When I was painting in France, several people would refer to "suffering for your art". This subject came up because we were painting out in the sun and it was close to 100 degrees. It was a dry heat so it wasn't as bad as home. However, several of us were looking for a shaded spot to set up. The point of painting outside is to set up where you can get the best composition. Although, some plein air art teachers say they just go out and set up. I think if you are an experienced painter that is acceptable. Our teacher, Ian, was not of that school of thought. My reasons for heading to the shade were this; 1. Provence is the most beautiful countryside I've ever seen in my life and I could probably find a good composition from numorous locations, 2. I am as white as a ghost and even with 50 spf, I was afraid of frying.
Anyway, I've now painted outside in Austin's heat AND humidity. I also painted in the rain for a brief time at Mayfield Park. I painted in Provence for 7 days 8:00am to 1:00pm and then 3:30 to about 7:30. As far as plein air painting I can say I've suffered. It wasn't an agonizing suffering but suffering nonetheless.
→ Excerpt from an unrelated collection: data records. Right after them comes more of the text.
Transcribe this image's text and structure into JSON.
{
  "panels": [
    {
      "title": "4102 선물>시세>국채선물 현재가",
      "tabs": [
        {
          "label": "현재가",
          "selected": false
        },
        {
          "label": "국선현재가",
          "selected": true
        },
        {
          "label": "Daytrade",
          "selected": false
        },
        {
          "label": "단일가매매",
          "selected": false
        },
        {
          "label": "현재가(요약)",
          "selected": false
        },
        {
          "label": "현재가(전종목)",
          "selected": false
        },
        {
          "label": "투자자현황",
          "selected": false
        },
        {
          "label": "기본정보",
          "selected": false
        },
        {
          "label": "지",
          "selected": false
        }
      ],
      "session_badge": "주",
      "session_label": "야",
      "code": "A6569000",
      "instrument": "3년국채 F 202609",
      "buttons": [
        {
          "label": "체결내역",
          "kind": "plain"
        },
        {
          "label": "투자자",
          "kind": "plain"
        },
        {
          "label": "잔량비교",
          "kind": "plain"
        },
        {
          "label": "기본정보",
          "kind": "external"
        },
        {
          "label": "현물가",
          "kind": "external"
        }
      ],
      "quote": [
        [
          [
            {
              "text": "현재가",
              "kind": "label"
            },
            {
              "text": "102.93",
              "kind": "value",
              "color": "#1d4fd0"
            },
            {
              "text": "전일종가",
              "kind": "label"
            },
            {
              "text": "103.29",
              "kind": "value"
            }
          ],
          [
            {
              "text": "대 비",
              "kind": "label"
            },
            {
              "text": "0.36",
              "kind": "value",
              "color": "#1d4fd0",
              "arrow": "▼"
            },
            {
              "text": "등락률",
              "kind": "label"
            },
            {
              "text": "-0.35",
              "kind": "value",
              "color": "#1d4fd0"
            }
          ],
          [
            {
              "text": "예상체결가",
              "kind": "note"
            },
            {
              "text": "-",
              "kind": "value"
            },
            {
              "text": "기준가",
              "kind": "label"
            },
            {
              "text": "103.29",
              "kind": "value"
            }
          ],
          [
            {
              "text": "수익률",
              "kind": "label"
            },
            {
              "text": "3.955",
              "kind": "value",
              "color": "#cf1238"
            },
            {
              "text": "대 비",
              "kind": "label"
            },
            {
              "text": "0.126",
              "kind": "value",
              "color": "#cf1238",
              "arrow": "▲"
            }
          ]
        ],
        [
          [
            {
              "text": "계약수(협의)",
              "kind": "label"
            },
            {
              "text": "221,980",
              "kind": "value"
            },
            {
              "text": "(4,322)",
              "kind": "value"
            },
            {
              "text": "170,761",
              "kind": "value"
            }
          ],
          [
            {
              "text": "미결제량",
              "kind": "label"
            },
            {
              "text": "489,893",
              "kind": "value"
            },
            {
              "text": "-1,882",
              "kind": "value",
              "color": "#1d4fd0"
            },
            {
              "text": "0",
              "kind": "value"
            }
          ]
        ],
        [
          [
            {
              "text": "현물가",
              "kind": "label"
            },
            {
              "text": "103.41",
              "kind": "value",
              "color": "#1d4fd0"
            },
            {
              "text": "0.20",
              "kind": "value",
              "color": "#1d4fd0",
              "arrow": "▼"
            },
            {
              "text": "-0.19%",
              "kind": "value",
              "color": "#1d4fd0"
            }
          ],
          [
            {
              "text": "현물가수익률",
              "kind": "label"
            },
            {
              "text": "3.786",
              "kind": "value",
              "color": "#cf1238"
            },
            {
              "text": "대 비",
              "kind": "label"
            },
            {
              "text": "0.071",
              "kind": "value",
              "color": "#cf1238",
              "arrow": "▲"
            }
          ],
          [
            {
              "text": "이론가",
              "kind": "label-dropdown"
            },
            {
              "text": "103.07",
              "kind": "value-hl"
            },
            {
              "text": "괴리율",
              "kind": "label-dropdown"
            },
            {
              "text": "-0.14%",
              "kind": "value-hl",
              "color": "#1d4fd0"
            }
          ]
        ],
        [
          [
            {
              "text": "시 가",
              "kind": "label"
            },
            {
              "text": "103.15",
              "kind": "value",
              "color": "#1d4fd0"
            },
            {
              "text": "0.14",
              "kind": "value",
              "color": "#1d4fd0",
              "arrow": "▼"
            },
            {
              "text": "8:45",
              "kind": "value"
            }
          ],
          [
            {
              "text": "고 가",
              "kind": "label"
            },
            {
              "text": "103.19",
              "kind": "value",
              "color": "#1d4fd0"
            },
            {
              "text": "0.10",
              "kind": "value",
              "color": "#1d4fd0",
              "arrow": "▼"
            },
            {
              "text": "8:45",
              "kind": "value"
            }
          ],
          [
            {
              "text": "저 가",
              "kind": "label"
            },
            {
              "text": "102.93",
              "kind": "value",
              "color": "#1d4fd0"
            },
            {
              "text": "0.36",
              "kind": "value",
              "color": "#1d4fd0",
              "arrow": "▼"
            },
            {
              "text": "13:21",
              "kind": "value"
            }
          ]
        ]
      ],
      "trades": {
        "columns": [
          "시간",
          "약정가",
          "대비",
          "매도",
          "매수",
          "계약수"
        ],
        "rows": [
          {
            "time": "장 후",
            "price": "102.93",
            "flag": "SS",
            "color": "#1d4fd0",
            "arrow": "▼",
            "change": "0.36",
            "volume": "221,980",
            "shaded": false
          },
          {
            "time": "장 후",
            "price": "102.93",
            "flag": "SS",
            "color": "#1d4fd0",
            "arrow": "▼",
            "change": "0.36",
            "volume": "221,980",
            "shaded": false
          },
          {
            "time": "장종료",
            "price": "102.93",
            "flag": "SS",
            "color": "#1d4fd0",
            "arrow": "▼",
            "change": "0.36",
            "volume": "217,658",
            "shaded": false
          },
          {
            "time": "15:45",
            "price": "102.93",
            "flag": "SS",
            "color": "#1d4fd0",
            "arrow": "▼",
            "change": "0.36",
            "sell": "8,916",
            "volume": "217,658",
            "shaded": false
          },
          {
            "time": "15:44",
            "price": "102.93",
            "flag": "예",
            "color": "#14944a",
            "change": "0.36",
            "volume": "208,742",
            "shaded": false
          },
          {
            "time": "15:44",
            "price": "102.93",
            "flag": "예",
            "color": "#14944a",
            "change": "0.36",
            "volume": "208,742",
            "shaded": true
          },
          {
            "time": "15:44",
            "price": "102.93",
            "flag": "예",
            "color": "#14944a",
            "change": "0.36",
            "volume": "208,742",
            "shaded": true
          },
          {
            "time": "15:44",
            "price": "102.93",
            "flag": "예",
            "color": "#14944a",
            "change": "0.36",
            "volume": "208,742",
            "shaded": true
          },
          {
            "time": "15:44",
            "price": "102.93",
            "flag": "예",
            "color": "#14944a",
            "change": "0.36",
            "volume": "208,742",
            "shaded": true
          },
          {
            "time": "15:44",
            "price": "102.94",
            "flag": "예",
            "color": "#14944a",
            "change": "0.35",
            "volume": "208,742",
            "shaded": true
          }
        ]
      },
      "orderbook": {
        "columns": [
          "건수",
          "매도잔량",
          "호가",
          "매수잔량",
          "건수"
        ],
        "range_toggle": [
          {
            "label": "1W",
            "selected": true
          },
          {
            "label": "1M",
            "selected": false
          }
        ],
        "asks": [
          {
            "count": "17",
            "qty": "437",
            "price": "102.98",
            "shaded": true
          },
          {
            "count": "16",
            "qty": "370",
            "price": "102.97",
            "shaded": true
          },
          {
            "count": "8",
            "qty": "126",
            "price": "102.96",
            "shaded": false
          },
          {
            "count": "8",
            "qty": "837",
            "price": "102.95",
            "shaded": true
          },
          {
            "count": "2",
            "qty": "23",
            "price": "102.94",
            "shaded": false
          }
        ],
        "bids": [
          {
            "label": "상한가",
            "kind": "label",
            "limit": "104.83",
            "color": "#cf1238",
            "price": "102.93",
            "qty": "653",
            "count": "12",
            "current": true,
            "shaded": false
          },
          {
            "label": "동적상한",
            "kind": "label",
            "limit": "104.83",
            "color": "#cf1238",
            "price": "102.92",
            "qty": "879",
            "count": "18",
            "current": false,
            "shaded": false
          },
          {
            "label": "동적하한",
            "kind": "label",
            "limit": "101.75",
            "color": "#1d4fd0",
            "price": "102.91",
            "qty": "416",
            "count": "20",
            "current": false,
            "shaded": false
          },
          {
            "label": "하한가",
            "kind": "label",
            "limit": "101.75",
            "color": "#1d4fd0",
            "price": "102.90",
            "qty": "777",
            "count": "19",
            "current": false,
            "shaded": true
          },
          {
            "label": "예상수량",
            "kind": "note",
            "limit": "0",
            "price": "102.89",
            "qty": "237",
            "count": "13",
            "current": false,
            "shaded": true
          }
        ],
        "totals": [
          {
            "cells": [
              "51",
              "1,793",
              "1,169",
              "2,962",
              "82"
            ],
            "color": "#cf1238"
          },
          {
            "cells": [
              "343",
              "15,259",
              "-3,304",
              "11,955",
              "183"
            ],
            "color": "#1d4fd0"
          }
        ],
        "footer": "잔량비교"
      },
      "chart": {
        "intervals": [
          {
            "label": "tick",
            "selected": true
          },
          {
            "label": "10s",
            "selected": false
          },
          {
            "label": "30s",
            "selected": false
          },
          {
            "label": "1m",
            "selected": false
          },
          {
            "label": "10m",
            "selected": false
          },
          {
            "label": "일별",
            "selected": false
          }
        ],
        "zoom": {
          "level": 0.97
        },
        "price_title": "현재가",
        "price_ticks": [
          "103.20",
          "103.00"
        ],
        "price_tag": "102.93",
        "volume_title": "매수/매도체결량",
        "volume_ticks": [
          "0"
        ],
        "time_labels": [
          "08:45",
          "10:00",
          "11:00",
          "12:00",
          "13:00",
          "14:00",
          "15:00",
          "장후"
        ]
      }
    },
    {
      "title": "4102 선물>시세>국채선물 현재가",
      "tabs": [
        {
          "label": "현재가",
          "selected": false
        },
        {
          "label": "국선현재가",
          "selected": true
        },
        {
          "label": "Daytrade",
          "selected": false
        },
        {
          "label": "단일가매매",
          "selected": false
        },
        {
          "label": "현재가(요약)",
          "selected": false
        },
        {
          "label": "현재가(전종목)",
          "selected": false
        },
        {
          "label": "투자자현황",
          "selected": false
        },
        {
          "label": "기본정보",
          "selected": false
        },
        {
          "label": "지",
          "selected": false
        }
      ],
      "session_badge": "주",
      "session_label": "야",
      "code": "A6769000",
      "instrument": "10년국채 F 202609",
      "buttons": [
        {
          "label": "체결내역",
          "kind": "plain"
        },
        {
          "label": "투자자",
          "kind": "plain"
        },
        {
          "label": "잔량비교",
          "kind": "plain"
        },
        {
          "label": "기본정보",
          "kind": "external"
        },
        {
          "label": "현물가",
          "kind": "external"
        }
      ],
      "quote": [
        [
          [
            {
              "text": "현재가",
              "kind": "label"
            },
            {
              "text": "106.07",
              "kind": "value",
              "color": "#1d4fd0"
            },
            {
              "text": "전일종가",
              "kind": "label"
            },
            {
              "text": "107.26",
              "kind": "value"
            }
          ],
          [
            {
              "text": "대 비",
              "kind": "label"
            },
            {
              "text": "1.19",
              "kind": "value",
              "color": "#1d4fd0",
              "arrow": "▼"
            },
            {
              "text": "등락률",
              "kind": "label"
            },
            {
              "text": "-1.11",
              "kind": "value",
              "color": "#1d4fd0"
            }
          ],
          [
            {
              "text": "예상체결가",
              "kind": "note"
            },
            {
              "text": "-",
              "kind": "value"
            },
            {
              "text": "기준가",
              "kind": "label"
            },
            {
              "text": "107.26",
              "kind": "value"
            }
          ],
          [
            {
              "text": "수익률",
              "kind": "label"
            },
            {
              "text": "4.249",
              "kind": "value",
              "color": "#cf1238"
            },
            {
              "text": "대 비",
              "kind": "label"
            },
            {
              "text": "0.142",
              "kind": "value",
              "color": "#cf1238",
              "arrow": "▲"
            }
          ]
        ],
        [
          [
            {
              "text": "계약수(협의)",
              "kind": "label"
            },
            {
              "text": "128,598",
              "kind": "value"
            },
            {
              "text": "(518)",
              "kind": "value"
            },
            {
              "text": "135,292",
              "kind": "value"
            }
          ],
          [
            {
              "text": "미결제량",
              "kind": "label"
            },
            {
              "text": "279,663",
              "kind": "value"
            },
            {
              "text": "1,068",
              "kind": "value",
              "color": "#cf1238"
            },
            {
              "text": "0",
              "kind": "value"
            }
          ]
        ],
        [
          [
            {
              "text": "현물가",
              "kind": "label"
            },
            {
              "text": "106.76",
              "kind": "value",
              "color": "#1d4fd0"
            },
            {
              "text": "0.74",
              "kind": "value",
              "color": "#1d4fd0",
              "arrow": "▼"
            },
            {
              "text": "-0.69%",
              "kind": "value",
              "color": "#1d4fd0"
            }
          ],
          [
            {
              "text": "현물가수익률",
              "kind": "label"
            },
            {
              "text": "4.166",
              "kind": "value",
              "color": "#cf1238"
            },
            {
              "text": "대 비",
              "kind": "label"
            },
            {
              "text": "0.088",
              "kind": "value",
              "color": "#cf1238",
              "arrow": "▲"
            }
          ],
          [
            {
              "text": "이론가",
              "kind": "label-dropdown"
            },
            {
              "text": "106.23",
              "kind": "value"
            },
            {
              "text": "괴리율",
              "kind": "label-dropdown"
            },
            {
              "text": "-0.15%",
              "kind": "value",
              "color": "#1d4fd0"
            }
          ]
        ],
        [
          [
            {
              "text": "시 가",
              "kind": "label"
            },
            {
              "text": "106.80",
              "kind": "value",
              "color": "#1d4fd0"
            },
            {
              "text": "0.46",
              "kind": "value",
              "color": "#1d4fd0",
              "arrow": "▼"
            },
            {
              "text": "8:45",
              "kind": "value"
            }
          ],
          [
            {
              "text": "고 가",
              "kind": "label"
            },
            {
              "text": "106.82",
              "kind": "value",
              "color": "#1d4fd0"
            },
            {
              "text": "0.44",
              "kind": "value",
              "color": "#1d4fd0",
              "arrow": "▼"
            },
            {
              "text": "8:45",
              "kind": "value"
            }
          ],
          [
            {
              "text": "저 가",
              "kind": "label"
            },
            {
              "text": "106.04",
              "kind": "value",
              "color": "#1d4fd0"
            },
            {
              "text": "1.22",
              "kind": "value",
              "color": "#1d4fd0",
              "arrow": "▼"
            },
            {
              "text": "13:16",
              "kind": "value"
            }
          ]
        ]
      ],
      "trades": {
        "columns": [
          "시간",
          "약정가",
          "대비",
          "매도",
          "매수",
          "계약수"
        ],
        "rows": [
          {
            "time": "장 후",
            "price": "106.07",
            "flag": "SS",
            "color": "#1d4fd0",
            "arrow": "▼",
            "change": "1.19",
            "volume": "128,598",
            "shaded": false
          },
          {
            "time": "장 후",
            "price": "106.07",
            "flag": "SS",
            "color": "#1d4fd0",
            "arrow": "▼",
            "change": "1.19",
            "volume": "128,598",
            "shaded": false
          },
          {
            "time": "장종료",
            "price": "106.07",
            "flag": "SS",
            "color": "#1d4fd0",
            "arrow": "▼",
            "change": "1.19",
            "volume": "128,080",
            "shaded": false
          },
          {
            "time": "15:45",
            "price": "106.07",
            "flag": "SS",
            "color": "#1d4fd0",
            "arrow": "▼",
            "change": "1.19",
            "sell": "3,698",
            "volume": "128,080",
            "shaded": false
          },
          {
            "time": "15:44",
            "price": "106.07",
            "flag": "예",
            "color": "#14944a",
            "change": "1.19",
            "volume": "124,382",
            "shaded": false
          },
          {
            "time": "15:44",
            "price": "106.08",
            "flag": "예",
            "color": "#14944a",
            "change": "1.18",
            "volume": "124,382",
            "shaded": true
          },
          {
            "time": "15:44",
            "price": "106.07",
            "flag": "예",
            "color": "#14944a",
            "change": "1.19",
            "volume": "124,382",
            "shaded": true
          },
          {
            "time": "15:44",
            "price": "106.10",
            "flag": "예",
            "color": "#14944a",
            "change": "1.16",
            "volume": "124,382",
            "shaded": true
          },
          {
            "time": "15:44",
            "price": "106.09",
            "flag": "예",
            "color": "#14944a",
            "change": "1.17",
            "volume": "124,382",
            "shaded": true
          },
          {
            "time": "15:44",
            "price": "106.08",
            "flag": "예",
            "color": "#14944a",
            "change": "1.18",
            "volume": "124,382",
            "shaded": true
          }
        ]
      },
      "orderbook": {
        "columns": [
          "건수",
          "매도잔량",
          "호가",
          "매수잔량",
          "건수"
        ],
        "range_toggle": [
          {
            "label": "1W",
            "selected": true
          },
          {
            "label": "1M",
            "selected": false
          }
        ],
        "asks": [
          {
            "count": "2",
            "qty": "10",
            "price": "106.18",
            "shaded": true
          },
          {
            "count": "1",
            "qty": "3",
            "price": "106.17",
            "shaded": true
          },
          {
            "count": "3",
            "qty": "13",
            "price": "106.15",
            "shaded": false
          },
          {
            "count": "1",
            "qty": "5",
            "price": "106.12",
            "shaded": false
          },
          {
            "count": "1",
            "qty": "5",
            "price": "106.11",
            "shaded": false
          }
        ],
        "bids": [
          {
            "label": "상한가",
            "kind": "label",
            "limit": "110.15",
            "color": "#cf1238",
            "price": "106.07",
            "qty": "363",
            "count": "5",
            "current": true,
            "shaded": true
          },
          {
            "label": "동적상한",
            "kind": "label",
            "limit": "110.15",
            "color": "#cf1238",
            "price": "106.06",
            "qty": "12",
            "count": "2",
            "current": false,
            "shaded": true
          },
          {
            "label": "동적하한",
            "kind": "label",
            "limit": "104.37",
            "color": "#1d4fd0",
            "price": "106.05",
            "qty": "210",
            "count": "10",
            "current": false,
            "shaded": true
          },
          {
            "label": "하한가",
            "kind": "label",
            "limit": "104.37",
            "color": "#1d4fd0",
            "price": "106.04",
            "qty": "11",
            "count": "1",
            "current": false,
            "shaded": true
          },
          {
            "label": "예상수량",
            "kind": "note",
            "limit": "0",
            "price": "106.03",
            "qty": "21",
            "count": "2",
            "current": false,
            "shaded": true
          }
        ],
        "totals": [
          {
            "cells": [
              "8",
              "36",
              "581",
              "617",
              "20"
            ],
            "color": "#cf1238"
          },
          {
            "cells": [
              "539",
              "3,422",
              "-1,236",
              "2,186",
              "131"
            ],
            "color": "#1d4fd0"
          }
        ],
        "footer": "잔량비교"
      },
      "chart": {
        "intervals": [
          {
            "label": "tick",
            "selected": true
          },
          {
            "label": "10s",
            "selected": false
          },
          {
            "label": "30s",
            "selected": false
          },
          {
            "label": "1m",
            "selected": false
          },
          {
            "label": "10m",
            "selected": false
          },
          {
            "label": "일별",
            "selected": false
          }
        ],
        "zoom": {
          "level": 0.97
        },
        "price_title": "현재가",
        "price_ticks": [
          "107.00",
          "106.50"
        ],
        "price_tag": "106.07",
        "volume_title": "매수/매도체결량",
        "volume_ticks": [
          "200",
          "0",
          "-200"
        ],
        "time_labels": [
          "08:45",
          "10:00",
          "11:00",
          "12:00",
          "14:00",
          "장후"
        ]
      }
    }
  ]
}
I bring this subject up because I think preparing for the Wimberley show falls under suffering. The New Braunfels Art League is joining them in this show so I'm hoping it will have a wider audience. I spent the last couple of days preparing my paintings. This means I had to make sure I was completely happy with them. I made some changes to "reunion". I varnished all three paintings. After that, I had to frame them. The 5 x 7 dogs, I framed myself. I put a paper backing and screwed in 2 hangers and put a wire on the back. When taking paintings to the shows, they need to have the wire across the back and not just a little hook hanger. The 3 x 5 painting were trickier. There are plenty of 3.5 x 5 frames but I could not find a 3 x 5 frame. Luckily the canvas was a gallery wrap. This means the linen/cotton is attached at the back of the canvas frame so the sides of the painting is canvas. I painted it black which is typical for the larger gallery wrap frames. It's a lot less expensive for the artist if they don't have to frame the painting. However, some paintings just look more professional with a frame. I was hoping the 3 x 5s didn't seem to be insubstantial without frames. If you are painting with a piece of linen canvas like you do in plein air painting, you have to frame them. After painting the sides, I had to put paper on the back and screw in 2 hooks and attach a wire. This is not easy to do on a small canvas. This morning I woke up at 7:00am, leave the house around 8:00am to be in Wimberley between 9:00 and 10:00. I have to wait in Wimberley until 1:00 to go see if my paintings were accepted. So here I sit in a Wimberley coffee shop drinking soy latte and eating half of a probably really fattening muffin. I'm not a coffee drinker but I'm feeling tired and hope I get a boost. It's really not a bad way to spend a day but I had to rearrange appointments and can't get much done during this time. It's been worth it in the past because I sold a small figurative painting at this show last time. This was my strategy for submitting the 2 small figurative paintings. It's a sort of a test. The women at the entry desk went crazy over them. I don't know if it's because they are a lot smaller than anything they have previously had in their show. I wanted unique because there have been LOTS of landscape paintings and the figurative and abstract seem to do well because there are not as many.
Georgetown has a new art society called "Art Works". I emailed them about entering their show they are having for the fall. The date to submit work is July 31 which is in 2 days. If all my paintings make the Wimberley show, I will have to decide what to put in the Georgetown show. I haven't received an email from them back and I don't know that I will drive all the way to Georgetown to check it out.